WORK REQUEST — Images are to be skipped; everything else in the records must be repeated exactly.
▼▼▼
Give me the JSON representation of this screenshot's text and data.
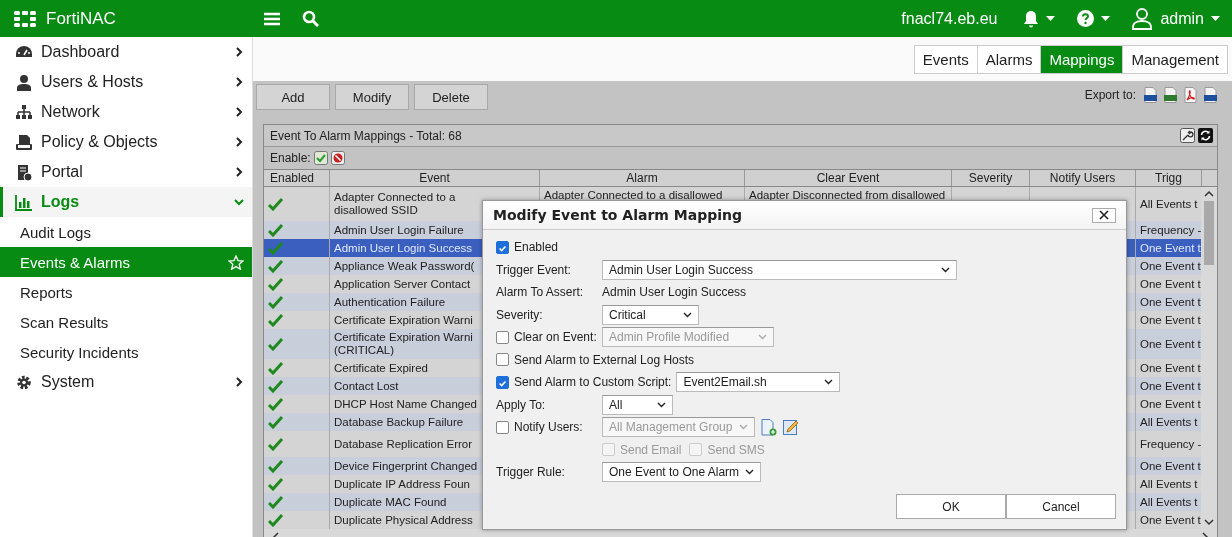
{
  "header": {
    "product": "FortiNAC",
    "host": "fnacl74.eb.eu",
    "user": "admin"
  },
  "sidebar": {
    "items": [
      {
        "label": "Dashboard",
        "selected": false,
        "expanded": false
      },
      {
        "label": "Users & Hosts",
        "selected": false,
        "expanded": false
      },
      {
        "label": "Network",
        "selected": false,
        "expanded": false
      },
      {
        "label": "Policy & Objects",
        "selected": false,
        "expanded": false
      },
      {
        "label": "Portal",
        "selected": false,
        "expanded": false
      },
      {
        "label": "Logs",
        "selected": true,
        "expanded": true,
        "children": [
          {
            "label": "Audit Logs",
            "selected": false
          },
          {
            "label": "Events & Alarms",
            "selected": true
          },
          {
            "label": "Reports",
            "selected": false
          },
          {
            "label": "Scan Results",
            "selected": false
          },
          {
            "label": "Security Incidents",
            "selected": false
          }
        ]
      },
      {
        "label": "System",
        "selected": false,
        "expanded": false
      }
    ]
  },
  "tabs": [
    {
      "label": "Events",
      "selected": false
    },
    {
      "label": "Alarms",
      "selected": false
    },
    {
      "label": "Mappings",
      "selected": true
    },
    {
      "label": "Management",
      "selected": false
    }
  ],
  "toolbar": {
    "buttons": [
      "Add",
      "Modify",
      "Delete"
    ],
    "export_label": "Export to:"
  },
  "panel": {
    "title": "Event To Alarm Mappings - Total: 68",
    "enable_label": "Enable:"
  },
  "table": {
    "columns": [
      "Enabled",
      "Event",
      "Alarm",
      "Clear Event",
      "Severity",
      "Notify Users",
      "Trigg"
    ],
    "rows": [
      {
        "enabled": true,
        "selected": false,
        "event": "Adapter Connected to a disallowed SSID",
        "alarm": "Adapter Connected to a disallowed",
        "clear_event": "Adapter Disconnected from disallowed",
        "trigger": "All Events t"
      },
      {
        "enabled": true,
        "selected": false,
        "event": "Admin User Login Failure",
        "trigger": "Frequency -"
      },
      {
        "enabled": true,
        "selected": true,
        "event": "Admin User Login Success",
        "trigger": "One Event t"
      },
      {
        "enabled": true,
        "selected": false,
        "event": "Appliance Weak Password(",
        "trigger": "One Event t"
      },
      {
        "enabled": true,
        "selected": false,
        "event": "Application Server Contact",
        "trigger": "One Event t"
      },
      {
        "enabled": true,
        "selected": false,
        "event": "Authentication Failure",
        "trigger": "One Event t"
      },
      {
        "enabled": true,
        "selected": false,
        "event": "Certificate Expiration Warni",
        "trigger": "One Event t"
      },
      {
        "enabled": true,
        "selected": false,
        "event": "Certificate Expiration Warni (CRITICAL)",
        "trigger": "One Event t"
      },
      {
        "enabled": true,
        "selected": false,
        "event": "Certificate Expired",
        "trigger": "One Event t"
      },
      {
        "enabled": true,
        "selected": false,
        "event": "Contact Lost",
        "trigger": "One Event t"
      },
      {
        "enabled": true,
        "selected": false,
        "event": "DHCP Host Name Changed",
        "trigger": "One Event t"
      },
      {
        "enabled": true,
        "selected": false,
        "event": "Database Backup Failure",
        "trigger": "All Events t"
      },
      {
        "enabled": true,
        "selected": false,
        "event": "Database Replication Error",
        "trigger": "Frequency -"
      },
      {
        "enabled": true,
        "selected": false,
        "event": "Device Fingerprint Changed",
        "trigger": "One Event t"
      },
      {
        "enabled": true,
        "selected": false,
        "event": "Duplicate IP Address Foun",
        "trigger": "All Events t"
      },
      {
        "enabled": true,
        "selected": false,
        "event": "Duplicate MAC Found",
        "trigger": "All Events t"
      },
      {
        "enabled": true,
        "selected": false,
        "event": "Duplicate Physical Address",
        "trigger": "One Event t"
      }
    ]
  },
  "dialog": {
    "title": "Modify Event to Alarm Mapping",
    "enabled": {
      "label": "Enabled",
      "checked": true
    },
    "trigger_event": {
      "label": "Trigger Event:",
      "value": "Admin User Login Success"
    },
    "alarm_to_assert": {
      "label": "Alarm To Assert:",
      "value": "Admin User Login Success"
    },
    "severity": {
      "label": "Severity:",
      "value": "Critical"
    },
    "clear_on_event": {
      "label": "Clear on Event:",
      "checked": false,
      "value": "Admin Profile Modified"
    },
    "external_log_hosts": {
      "label": "Send Alarm to External Log Hosts",
      "checked": false
    },
    "custom_script": {
      "label": "Send Alarm to Custom Script:",
      "checked": true,
      "value": "Event2Email.sh"
    },
    "apply_to": {
      "label": "Apply To:",
      "value": "All"
    },
    "notify_users": {
      "label": "Notify Users:",
      "checked": false,
      "value": "All Management Group"
    },
    "send_email": {
      "label": "Send Email",
      "checked": false,
      "disabled": true
    },
    "send_sms": {
      "label": "Send SMS",
      "checked": false,
      "disabled": true
    },
    "trigger_rule": {
      "label": "Trigger Rule:",
      "value": "One Event to One Alarm"
    },
    "buttons": [
      "OK",
      "Cancel"
    ]
  }
}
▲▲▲
OUTPUT OF THE TASK —
Give me the JSON representation of this screenshot's text and data.
{
  "header": {
    "product": "FortiNAC",
    "host": "fnacl74.eb.eu",
    "user": "admin"
  },
  "sidebar": {
    "items": [
      {
        "label": "Dashboard",
        "selected": false,
        "expanded": false
      },
      {
        "label": "Users & Hosts",
        "selected": false,
        "expanded": false
      },
      {
        "label": "Network",
        "selected": false,
        "expanded": false
      },
      {
        "label": "Policy & Objects",
        "selected": false,
        "expanded": false
      },
      {
        "label": "Portal",
        "selected": false,
        "expanded": false
      },
      {
        "label": "Logs",
        "selected": true,
        "expanded": true,
        "children": [
          {
            "label": "Audit Logs",
            "selected": false
          },
          {
            "label": "Events & Alarms",
            "selected": true
          },
          {
            "label": "Reports",
            "selected": false
          },
          {
            "label": "Scan Results",
            "selected": false
          },
          {
            "label": "Security Incidents",
            "selected": false
          }
        ]
      },
      {
        "label": "System",
        "selected": false,
        "expanded": false
      }
    ]
  },
  "tabs": [
    {
      "label": "Events",
      "selected": false
    },
    {
      "label": "Alarms",
      "selected": false
    },
    {
      "label": "Mappings",
      "selected": true
    },
    {
      "label": "Management",
      "selected": false
    }
  ],
  "toolbar": {
    "buttons": [
      "Add",
      "Modify",
      "Delete"
    ],
    "export_label": "Export to:"
  },
  "panel": {
    "title": "Event To Alarm Mappings - Total: 68",
    "enable_label": "Enable:"
  },
  "table": {
    "columns": [
      "Enabled",
      "Event",
      "Alarm",
      "Clear Event",
      "Severity",
      "Notify Users",
      "Trigg"
    ],
    "rows": [
      {
        "enabled": true,
        "selected": false,
        "event": "Adapter Connected to a disallowed SSID",
        "alarm": "Adapter Connected to a disallowed",
        "clear_event": "Adapter Disconnected from disallowed",
        "trigger": "All Events t"
      },
      {
        "enabled": true,
        "selected": false,
        "event": "Admin User Login Failure",
        "trigger": "Frequency -"
      },
      {
        "enabled": true,
        "selected": true,
        "event": "Admin User Login Success",
        "trigger": "One Event t"
      },
      {
        "enabled": true,
        "selected": false,
        "event": "Appliance Weak Password(",
        "trigger": "One Event t"
      },
      {
        "enabled": true,
        "selected": false,
        "event": "Application Server Contact",
        "trigger": "One Event t"
      },
      {
        "enabled": true,
        "selected": false,
        "event": "Authentication Failure",
        "trigger": "One Event t"
      },
      {
        "enabled": true,
        "selected": false,
        "event": "Certificate Expiration Warni",
        "trigger": "One Event t"
      },
      {
        "enabled": true,
        "selected": false,
        "event": "Certificate Expiration Warni (CRITICAL)",
        "trigger": "One Event t"
      },
      {
        "enabled": true,
        "selected": false,
        "event": "Certificate Expired",
        "trigger": "One Event t"
      },
      {
        "enabled": true,
        "selected": false,
        "event": "Contact Lost",
        "trigger": "One Event t"
      },
      {
        "enabled": true,
        "selected": false,
        "event": "DHCP Host Name Changed",
        "trigger": "One Event t"
      },
      {
        "enabled": true,
        "selected": false,
        "event": "Database Backup Failure",
        "trigger": "All Events t"
      },
      {
        "enabled": true,
        "selected": false,
        "event": "Database Replication Error",
        "trigger": "Frequency -"
      },
      {
        "enabled": true,
        "selected": false,
        "event": "Device Fingerprint Changed",
        "trigger": "One Event t"
      },
      {
        "enabled": true,
        "selected": false,
        "event": "Duplicate IP Address Foun",
        "trigger": "All Events t"
      },
      {
        "enabled": true,
        "selected": false,
        "event": "Duplicate MAC Found",
        "trigger": "All Events t"
      },
      {
        "enabled": true,
        "selected": false,
        "event": "Duplicate Physical Address",
        "trigger": "One Event t"
      }
    ]
  },
  "dialog": {
    "title": "Modify Event to Alarm Mapping",
    "enabled": {
      "label": "Enabled",
      "checked": true
    },
    "trigger_event": {
      "label": "Trigger Event:",
      "value": "Admin User Login Success"
    },
    "alarm_to_assert": {
      "label": "Alarm To Assert:",
      "value": "Admin User Login Success"
    },
    "severity": {
      "label": "Severity:",
      "value": "Critical"
    },
    "clear_on_event": {
      "label": "Clear on Event:",
      "checked": false,
      "value": "Admin Profile Modified"
    },
    "external_log_hosts": {
      "label": "Send Alarm to External Log Hosts",
      "checked": false
    },
    "custom_script": {
      "label": "Send Alarm to Custom Script:",
      "checked": true,
      "value": "Event2Email.sh"
    },
    "apply_to": {
      "label": "Apply To:",
      "value": "All"
    },
    "notify_users": {
      "label": "Notify Users:",
      "checked": false,
      "value": "All Management Group"
    },
    "send_email": {
      "label": "Send Email",
      "checked": false,
      "disabled": true
    },
    "send_sms": {
      "label": "Send SMS",
      "checked": false,
      "disabled": true
    },
    "trigger_rule": {
      "label": "Trigger Rule:",
      "value": "One Event to One Alarm"
    },
    "buttons": [
      "OK",
      "Cancel"
    ]
  }
}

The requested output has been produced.